**Task goal**
All that is needed is each line of the entries holding the word "پلان", copied as it stands.

**Supplied data**
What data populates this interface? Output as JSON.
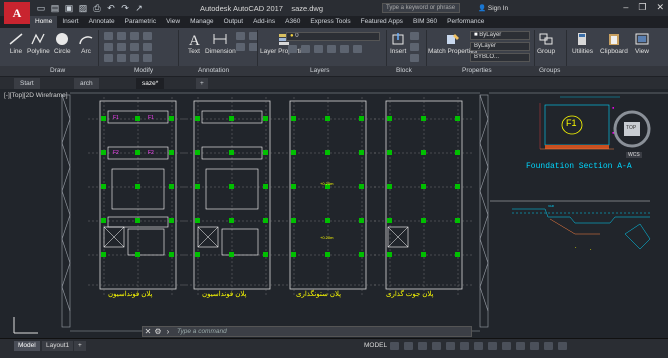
{
  "app": {
    "title": "Autodesk AutoCAD 2017",
    "filename": "saze.dwg",
    "search_placeholder": "Type a keyword or phrase",
    "signin": "Sign In"
  },
  "ribbon_tabs": [
    "Home",
    "Insert",
    "Annotate",
    "Parametric",
    "View",
    "Manage",
    "Output",
    "Add-ins",
    "A360",
    "Express Tools",
    "Featured Apps",
    "BIM 360",
    "Performance"
  ],
  "ribbon": {
    "draw_buttons": [
      "Line",
      "Polyline",
      "Circle",
      "Arc"
    ],
    "text_label": "Text",
    "dimension_label": "Dimension",
    "layer_properties_label": "Layer Properties",
    "insert_label": "Insert",
    "match_properties_label": "Match Properties",
    "group_label": "Group",
    "utilities_label": "Utilities",
    "clipboard_label": "Clipboard",
    "view_label": "View",
    "bylayer_1": "ByLayer",
    "bylayer_2": "ByLayer",
    "bylayer_3": "BYBLO...",
    "layer_value": "0"
  },
  "panel_labels": [
    "Draw",
    "Modify",
    "Annotation",
    "Layers",
    "Block",
    "Properties",
    "Groups"
  ],
  "file_tabs": [
    "Start",
    "arch",
    "saze*"
  ],
  "viewport_label": "[-][Top][2D Wireframe]",
  "drawing": {
    "plan_titles": [
      "پلان فونداسیون",
      "پلان فونداسیون",
      "پلان ستونگذاری",
      "پلان جوت گذاری"
    ],
    "foundation_section": "Foundation Section A-A",
    "footing_tag": "F1",
    "viewcube_label": "TOP",
    "wcs_label": "WCS"
  },
  "command_placeholder": "Type a command",
  "status": {
    "model_tab": "Model",
    "layout_tab": "Layout1",
    "model_button": "MODEL"
  },
  "colors": {
    "accent_red": "#c8242f",
    "cad_yellow": "#ffff00",
    "cad_green": "#00c000",
    "cad_cyan": "#00d8ff",
    "cad_magenta": "#ff00ff"
  }
}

**Finished exercise**
      "پلان فونداسیون",
      "پلان فونداسیون",
      "پلان ستونگذاری",
      "پلان جوت گذاری"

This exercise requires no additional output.